** Supplied records follows **

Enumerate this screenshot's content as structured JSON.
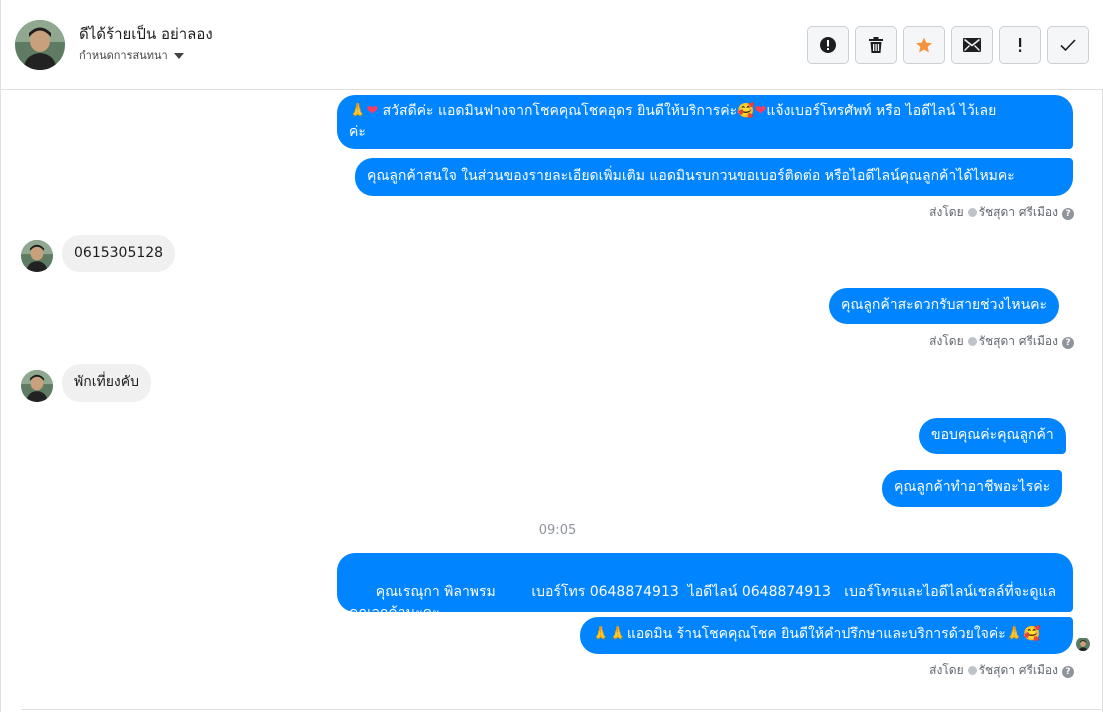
{
  "header": {
    "contact_name": "ดีได้ร้ายเป็น อย่าลอง",
    "assign_label": "กำหนดการสนทนา",
    "actions": [
      {
        "icon": "alert-circle-icon"
      },
      {
        "icon": "trash-icon"
      },
      {
        "icon": "star-icon",
        "color": "#f7923b"
      },
      {
        "icon": "mail-icon"
      },
      {
        "icon": "exclamation-icon"
      },
      {
        "icon": "check-icon"
      }
    ]
  },
  "messages": {
    "m1_text": "สวัสดีค่ะ แอดมินฟางจากโชคคุณโชคอุดร ยินดีให้บริการค่ะ",
    "m1_text2": "แจ้งเบอร์โทรศัพท์ หรือ ไอดีไลน์  ไว้เลย",
    "m1_text3": "ค่ะ",
    "m2_text": "คุณลูกค้าสนใจ ในส่วนของรายละเอียดเพิ่มเติม แอดมินรบกวนขอเบอร์ติดต่อ หรือไอดีไลน์คุณลูกค้าได้ไหมคะ",
    "sent_by_prefix": "ส่งโดย",
    "sent_by_name": "รัชสุดา ศรีเมือง",
    "in1_text": "0615305128",
    "m3_text": "คุณลูกค้าสะดวกรับสายช่วงไหนคะ",
    "in2_text": "พักเที่ยงคับ",
    "m4_text": "ขอบคุณค่ะคุณลูกค้า",
    "m5_text": "คุณลูกค้าทำอาชีพอะไรค่ะ",
    "time_divider": "09:05",
    "m6_line1": "คุณเรณุกา พิลาพรม        เบอร์โทร 0648874913  ไอดีไลน์ 0648874913   เบอร์โทรและไอดีไลน์เชลล์ที่จะดูแล",
    "m6_line2": "คุณลูกค้านะคะ",
    "m7_text": "แอดมิน ร้านโชคคุณโชค ยินดีให้คำปรึกษาและบริการด้วยใจค่ะ"
  },
  "colors": {
    "bubble_outgoing": "#0084ff",
    "bubble_incoming": "#f1f0f0",
    "star": "#f7923b"
  }
}
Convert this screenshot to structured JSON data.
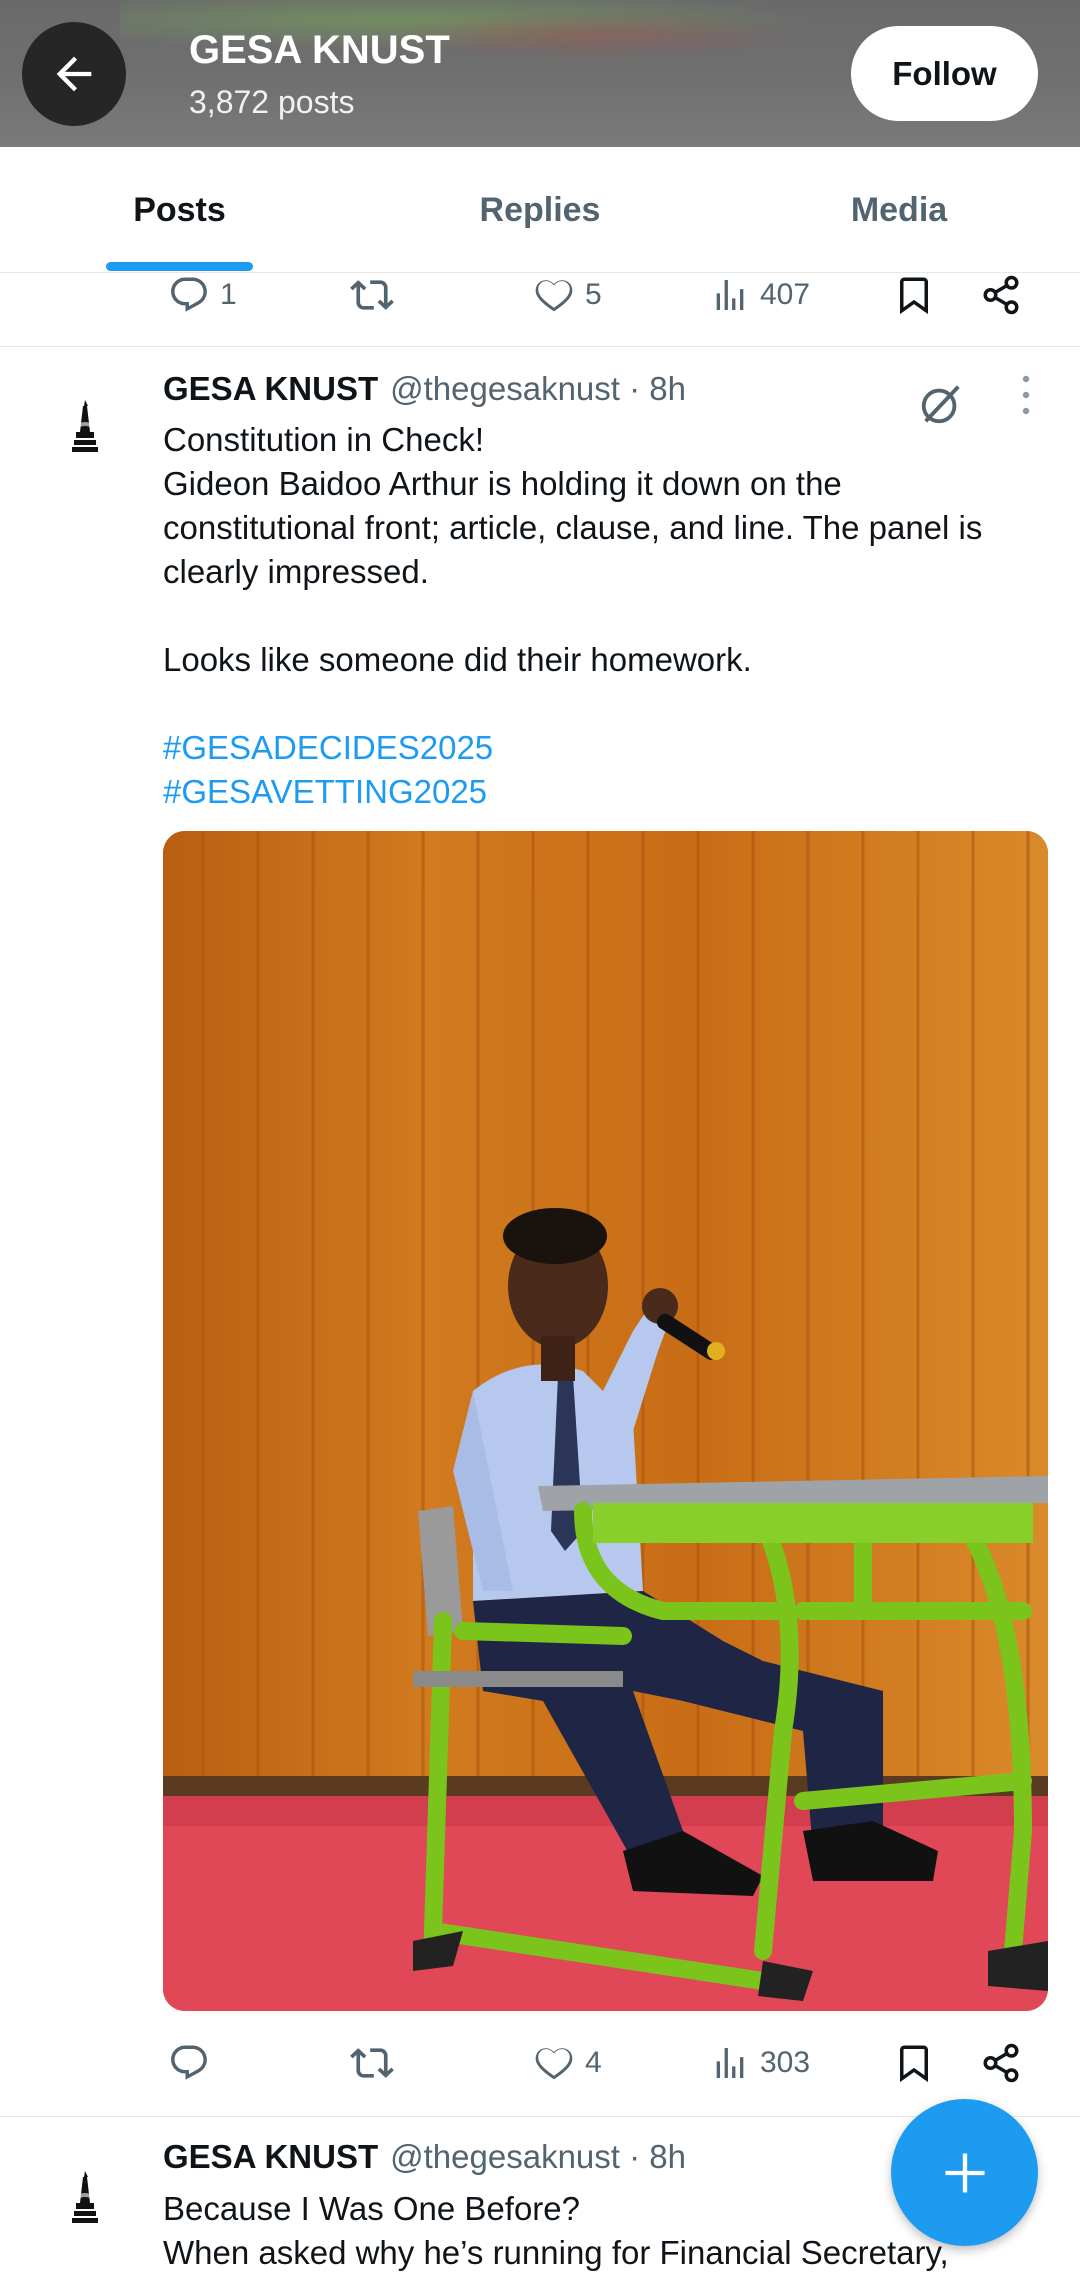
{
  "header": {
    "title": "GESA KNUST",
    "post_count": "3,872 posts",
    "follow_label": "Follow"
  },
  "tabs": [
    {
      "label": "Posts",
      "active": true
    },
    {
      "label": "Replies",
      "active": false
    },
    {
      "label": "Media",
      "active": false
    }
  ],
  "prev_post_actions": {
    "replies": "1",
    "retweets": "",
    "likes": "5",
    "views": "407"
  },
  "post1": {
    "name": "GESA KNUST",
    "handle": "@thegesaknust · 8h",
    "lines": [
      "Constitution in Check!",
      "Gideon Baidoo Arthur is holding it down on the",
      "constitutional front; article, clause, and line. The panel is",
      "clearly impressed.",
      "",
      "Looks like someone did their homework.",
      ""
    ],
    "hashtags": [
      "#GESADECIDES2025",
      "#GESAVETTING2025"
    ],
    "actions": {
      "replies": "",
      "retweets": "",
      "likes": "4",
      "views": "303"
    }
  },
  "post2": {
    "name": "GESA KNUST",
    "handle": "@thegesaknust · 8h",
    "lines": [
      "Because I Was One Before?",
      "When asked why he’s running for Financial Secretary,"
    ]
  },
  "colors": {
    "accent": "#1d9bf0",
    "text": "#0f1419",
    "muted": "#536471"
  },
  "icons": [
    "back-arrow-icon",
    "reply-icon",
    "retweet-icon",
    "like-icon",
    "views-icon",
    "bookmark-icon",
    "share-icon",
    "grok-icon",
    "more-icon",
    "compose-plus-icon"
  ]
}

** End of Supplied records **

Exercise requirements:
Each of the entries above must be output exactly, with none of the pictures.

Answer section:
Enumerate this screenshot's content as structured JSON.
{
  "header": {
    "contact_name": "ดีได้ร้ายเป็น อย่าลอง",
    "assign_label": "กำหนดการสนทนา",
    "actions": [
      {
        "icon": "alert-circle-icon"
      },
      {
        "icon": "trash-icon"
      },
      {
        "icon": "star-icon",
        "color": "#f7923b"
      },
      {
        "icon": "mail-icon"
      },
      {
        "icon": "exclamation-icon"
      },
      {
        "icon": "check-icon"
      }
    ]
  },
  "messages": {
    "m1_text": "สวัสดีค่ะ แอดมินฟางจากโชคคุณโชคอุดร ยินดีให้บริการค่ะ",
    "m1_text2": "แจ้งเบอร์โทรศัพท์ หรือ ไอดีไลน์  ไว้เลย",
    "m1_text3": "ค่ะ",
    "m2_text": "คุณลูกค้าสนใจ ในส่วนของรายละเอียดเพิ่มเติม แอดมินรบกวนขอเบอร์ติดต่อ หรือไอดีไลน์คุณลูกค้าได้ไหมคะ",
    "sent_by_prefix": "ส่งโดย",
    "sent_by_name": "รัชสุดา ศรีเมือง",
    "in1_text": "0615305128",
    "m3_text": "คุณลูกค้าสะดวกรับสายช่วงไหนคะ",
    "in2_text": "พักเที่ยงคับ",
    "m4_text": "ขอบคุณค่ะคุณลูกค้า",
    "m5_text": "คุณลูกค้าทำอาชีพอะไรค่ะ",
    "time_divider": "09:05",
    "m6_line1": "คุณเรณุกา พิลาพรม        เบอร์โทร 0648874913  ไอดีไลน์ 0648874913   เบอร์โทรและไอดีไลน์เชลล์ที่จะดูแล",
    "m6_line2": "คุณลูกค้านะคะ",
    "m7_text": "แอดมิน ร้านโชคคุณโชค ยินดีให้คำปรึกษาและบริการด้วยใจค่ะ"
  },
  "colors": {
    "bubble_outgoing": "#0084ff",
    "bubble_incoming": "#f1f0f0",
    "star": "#f7923b"
  }
}
Convert this screenshot to structured JSON data.
{
  "header": {
    "title": "GESA KNUST",
    "post_count": "3,872 posts",
    "follow_label": "Follow"
  },
  "tabs": [
    {
      "label": "Posts",
      "active": true
    },
    {
      "label": "Replies",
      "active": false
    },
    {
      "label": "Media",
      "active": false
    }
  ],
  "prev_post_actions": {
    "replies": "1",
    "retweets": "",
    "likes": "5",
    "views": "407"
  },
  "post1": {
    "name": "GESA KNUST",
    "handle": "@thegesaknust · 8h",
    "lines": [
      "Constitution in Check!",
      "Gideon Baidoo Arthur is holding it down on the",
      "constitutional front; article, clause, and line. The panel is",
      "clearly impressed.",
      "",
      "Looks like someone did their homework.",
      ""
    ],
    "hashtags": [
      "#GESADECIDES2025",
      "#GESAVETTING2025"
    ],
    "actions": {
      "replies": "",
      "retweets": "",
      "likes": "4",
      "views": "303"
    }
  },
  "post2": {
    "name": "GESA KNUST",
    "handle": "@thegesaknust · 8h",
    "lines": [
      "Because I Was One Before?",
      "When asked why he’s running for Financial Secretary,"
    ]
  },
  "colors": {
    "accent": "#1d9bf0",
    "text": "#0f1419",
    "muted": "#536471"
  },
  "icons": [
    "back-arrow-icon",
    "reply-icon",
    "retweet-icon",
    "like-icon",
    "views-icon",
    "bookmark-icon",
    "share-icon",
    "grok-icon",
    "more-icon",
    "compose-plus-icon"
  ]
}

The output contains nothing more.